In closing… Martin cited the four years of knowledge and experience she has gained as board member and said, “I want to help the district grow and move forward, and deal with the encroachment all around us… I’m very much concerned with protecting the area and representing what residents want.”
Background: Ramos, who was born in Cuba and grew up in Miami and California, returned to South Florida where she has held administrative positions with a major credit card company. She and her husband moved to the ITID area in 2006 and has since cared for her daughter and her mother, both of whom had health issues. Now that their situations have changed, the mother of five and grandmother of nine said she’s ready to become more involved in the community.
Why did you get into the race? The 2016 presidential election and the advent of COVID-19 increased her interest in politics, she said. “It also became clear to me how important local politics are. I started thinking, ‘I can be a positive, impartial voice for the people.’ I know it sounds corny, but that’s who I am, what I want to be. I want to represent the people, not my own opinion,” Ramos said.
If elected, what would be your top three priorities? Number one, she said, “would be to do anything I can, big or small, to protect our way of life and our citizens.” That would include protecting and improving ITID’s roads and drainage system, she said.
Number two would be managing costs. “People are getting hit from all sides with higher gas and food prices, tax increases,” Ramos said. “We can’t allow our [ITID] taxes to get out of control.”

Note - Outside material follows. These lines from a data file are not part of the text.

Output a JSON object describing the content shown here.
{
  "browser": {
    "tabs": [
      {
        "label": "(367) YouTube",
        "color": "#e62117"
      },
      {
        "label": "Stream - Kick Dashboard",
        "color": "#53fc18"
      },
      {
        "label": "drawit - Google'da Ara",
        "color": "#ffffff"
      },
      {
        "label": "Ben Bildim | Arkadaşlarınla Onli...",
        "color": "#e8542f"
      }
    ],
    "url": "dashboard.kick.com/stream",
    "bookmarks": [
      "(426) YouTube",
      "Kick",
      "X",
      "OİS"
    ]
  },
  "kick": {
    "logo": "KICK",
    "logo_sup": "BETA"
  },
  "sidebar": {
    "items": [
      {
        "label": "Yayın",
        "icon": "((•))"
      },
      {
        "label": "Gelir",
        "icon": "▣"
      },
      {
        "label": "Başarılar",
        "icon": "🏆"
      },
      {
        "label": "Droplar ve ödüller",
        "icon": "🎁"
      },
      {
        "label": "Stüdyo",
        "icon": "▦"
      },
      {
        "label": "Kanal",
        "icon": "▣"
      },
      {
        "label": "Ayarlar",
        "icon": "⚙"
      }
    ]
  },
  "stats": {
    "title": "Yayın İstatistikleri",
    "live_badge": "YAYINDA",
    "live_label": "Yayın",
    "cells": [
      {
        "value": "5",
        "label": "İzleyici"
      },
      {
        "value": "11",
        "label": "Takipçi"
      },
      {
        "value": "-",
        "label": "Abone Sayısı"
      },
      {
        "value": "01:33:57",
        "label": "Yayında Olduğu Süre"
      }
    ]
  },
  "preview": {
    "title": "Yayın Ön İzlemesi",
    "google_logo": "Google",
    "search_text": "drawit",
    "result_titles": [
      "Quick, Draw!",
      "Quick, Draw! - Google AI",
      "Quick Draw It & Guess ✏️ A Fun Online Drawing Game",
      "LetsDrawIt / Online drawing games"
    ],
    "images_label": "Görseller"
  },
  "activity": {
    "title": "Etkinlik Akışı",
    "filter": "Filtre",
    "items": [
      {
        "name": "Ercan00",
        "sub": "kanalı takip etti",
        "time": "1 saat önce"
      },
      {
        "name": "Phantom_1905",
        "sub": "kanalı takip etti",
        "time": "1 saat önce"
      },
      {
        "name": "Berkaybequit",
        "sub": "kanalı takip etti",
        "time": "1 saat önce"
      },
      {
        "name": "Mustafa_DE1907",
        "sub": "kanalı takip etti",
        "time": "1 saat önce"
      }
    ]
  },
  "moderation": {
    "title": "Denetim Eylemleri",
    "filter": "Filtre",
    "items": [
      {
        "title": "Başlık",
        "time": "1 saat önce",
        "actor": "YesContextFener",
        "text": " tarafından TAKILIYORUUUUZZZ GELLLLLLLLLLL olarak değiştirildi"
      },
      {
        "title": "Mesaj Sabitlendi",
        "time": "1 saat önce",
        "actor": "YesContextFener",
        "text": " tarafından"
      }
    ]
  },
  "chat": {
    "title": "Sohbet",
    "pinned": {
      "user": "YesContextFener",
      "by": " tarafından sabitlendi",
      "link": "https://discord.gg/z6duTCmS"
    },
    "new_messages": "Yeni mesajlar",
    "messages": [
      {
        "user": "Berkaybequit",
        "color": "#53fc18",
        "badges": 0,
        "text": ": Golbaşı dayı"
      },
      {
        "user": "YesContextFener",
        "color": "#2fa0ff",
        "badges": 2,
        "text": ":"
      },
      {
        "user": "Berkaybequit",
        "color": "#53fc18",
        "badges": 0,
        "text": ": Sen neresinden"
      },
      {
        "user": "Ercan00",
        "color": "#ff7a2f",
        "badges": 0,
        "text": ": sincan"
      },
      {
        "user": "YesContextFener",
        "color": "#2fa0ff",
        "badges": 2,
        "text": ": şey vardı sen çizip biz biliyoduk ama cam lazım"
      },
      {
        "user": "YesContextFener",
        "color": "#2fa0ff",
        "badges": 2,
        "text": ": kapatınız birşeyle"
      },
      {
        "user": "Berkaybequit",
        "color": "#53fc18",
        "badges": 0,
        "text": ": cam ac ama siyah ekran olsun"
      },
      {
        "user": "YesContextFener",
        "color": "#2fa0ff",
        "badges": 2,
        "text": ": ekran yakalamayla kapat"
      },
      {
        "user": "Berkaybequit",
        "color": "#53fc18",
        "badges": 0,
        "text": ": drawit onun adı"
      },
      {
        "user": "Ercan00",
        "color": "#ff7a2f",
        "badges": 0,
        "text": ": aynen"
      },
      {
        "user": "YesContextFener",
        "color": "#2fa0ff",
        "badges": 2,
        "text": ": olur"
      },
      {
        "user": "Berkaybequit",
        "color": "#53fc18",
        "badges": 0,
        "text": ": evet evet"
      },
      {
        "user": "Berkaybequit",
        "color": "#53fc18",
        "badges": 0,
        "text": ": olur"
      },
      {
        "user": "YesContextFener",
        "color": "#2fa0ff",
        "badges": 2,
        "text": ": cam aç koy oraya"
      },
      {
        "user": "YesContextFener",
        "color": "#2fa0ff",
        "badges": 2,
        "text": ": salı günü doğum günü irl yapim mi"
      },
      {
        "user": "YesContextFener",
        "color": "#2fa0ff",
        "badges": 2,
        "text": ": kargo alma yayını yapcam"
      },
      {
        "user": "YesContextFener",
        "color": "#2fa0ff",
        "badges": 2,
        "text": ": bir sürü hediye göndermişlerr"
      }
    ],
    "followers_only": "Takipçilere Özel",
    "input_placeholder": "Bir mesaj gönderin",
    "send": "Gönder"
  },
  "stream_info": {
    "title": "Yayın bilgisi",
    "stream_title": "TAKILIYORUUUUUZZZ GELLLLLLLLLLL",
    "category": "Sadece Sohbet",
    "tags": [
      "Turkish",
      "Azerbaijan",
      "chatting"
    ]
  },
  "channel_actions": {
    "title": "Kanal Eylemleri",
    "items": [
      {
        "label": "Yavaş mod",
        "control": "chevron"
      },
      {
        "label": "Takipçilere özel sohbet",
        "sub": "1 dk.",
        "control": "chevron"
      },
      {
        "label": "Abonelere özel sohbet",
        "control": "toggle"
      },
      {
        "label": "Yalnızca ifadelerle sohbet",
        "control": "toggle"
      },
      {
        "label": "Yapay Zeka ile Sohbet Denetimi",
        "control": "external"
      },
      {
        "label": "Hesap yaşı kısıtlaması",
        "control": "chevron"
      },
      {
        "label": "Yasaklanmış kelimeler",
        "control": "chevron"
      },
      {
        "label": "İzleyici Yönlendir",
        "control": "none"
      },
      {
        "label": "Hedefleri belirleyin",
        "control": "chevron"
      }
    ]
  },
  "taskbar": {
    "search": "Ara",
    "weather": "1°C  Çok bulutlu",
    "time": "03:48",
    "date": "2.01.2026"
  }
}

Number three would be to bring the board together. “A lot of what we see going on now is very toxic. It’s painful to watch,” she said, adding that her experience at the administrative level of a major corporation would help her create a better environment among board members. “You have to work with each other… It doesn’t mean we can’t disagree, but it doesn’t have to turn nasty,” she said. “We can and should be working together for the community’s good.”
Should the Acreage Athletic League enjoy a near monopoly on youth sports in the district? “We need sports in our community. I support the AAL. They give wonderful service in many areas,” she said. “[But] I believe we live in a country where competition is healthy. Parents should have a choice without having to go outside the community.”
Do you favor Palm Beach County’s plan to five-lane Coconut Blvd. from 60th Street North to Northlake? State Road 7 needs to be pushed through to Northlake before any consideration is given to expanding Coconut, she said. “We’re putting the cart before the horse,” Ramos said. “I see both sides of it, but I feel for the homeowners on Coconut.”
What can be done to deal with the long-delayed completion of the Corbett levee? “I don’t like kicking the can down the road. It has to be completed,” she said. “I’d like to make it a priority… [but] I realize there are a lot of other projects on the table.”
Are you for or against incorporation? “I realize the community has to grow. It has to evolve… [but] developers are fundamentally changing our way of life. Now we don’t have a seat at the table. We don’t have a voice. Incorporation may be the only way to get that seat and that voice,” she said. “We fell in love with the ‘Lox Life.’ We love our ATVs, buggies and boats. I want to protect as much of that as we can. If that means I’m pro-incorporation, then so be it… Either way, it needs to come to a vote so that we can put the issue to bed one way or another.”
In closing… “I just want to reiterate that I’m not in this for anyone. I’m not affiliated with anyone,” Ramos said. “I’m here as your neighbor and your friend, and to look out for you and your best interests… I’d like the opportunity to be your voice.”